THE TASK →
Report the lines of the material that carry the string "吃茄子不吐鱼皮".

==========

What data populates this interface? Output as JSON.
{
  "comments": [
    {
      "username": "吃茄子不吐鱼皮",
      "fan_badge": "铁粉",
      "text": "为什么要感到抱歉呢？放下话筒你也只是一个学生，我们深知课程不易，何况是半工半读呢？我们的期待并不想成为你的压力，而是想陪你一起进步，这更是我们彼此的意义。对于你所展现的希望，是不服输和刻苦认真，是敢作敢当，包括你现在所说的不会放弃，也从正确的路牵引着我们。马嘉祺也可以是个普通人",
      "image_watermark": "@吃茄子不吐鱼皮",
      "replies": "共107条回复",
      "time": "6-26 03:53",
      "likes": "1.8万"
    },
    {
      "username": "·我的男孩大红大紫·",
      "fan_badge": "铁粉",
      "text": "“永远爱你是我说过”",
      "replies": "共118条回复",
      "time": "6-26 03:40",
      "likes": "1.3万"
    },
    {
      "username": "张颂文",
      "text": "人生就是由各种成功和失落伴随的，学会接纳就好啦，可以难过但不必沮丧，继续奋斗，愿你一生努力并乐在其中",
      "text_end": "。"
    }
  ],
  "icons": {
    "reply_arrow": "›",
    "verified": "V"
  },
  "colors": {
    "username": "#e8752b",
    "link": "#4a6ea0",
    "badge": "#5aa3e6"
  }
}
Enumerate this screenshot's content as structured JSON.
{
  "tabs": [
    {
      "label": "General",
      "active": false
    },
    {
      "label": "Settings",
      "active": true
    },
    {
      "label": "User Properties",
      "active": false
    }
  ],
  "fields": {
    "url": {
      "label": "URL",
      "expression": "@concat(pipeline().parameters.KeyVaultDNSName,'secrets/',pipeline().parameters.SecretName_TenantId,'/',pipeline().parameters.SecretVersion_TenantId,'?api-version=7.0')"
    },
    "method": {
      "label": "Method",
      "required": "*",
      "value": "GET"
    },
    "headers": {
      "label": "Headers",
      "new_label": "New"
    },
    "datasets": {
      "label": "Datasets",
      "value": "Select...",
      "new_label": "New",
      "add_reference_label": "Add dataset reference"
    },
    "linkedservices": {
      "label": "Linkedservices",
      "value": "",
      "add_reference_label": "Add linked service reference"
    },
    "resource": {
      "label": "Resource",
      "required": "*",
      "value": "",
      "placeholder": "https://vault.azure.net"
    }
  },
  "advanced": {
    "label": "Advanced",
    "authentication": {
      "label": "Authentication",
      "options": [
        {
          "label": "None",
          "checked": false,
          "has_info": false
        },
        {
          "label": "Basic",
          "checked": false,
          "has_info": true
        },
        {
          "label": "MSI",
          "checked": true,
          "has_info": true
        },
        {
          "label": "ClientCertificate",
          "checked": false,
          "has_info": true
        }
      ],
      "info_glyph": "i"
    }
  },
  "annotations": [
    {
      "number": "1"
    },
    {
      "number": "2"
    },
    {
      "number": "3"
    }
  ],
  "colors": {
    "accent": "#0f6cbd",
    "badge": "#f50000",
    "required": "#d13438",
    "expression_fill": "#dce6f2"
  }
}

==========

OUTPUT →
      "username": "吃茄子不吐鱼皮",
      "image_watermark": "@吃茄子不吐鱼皮",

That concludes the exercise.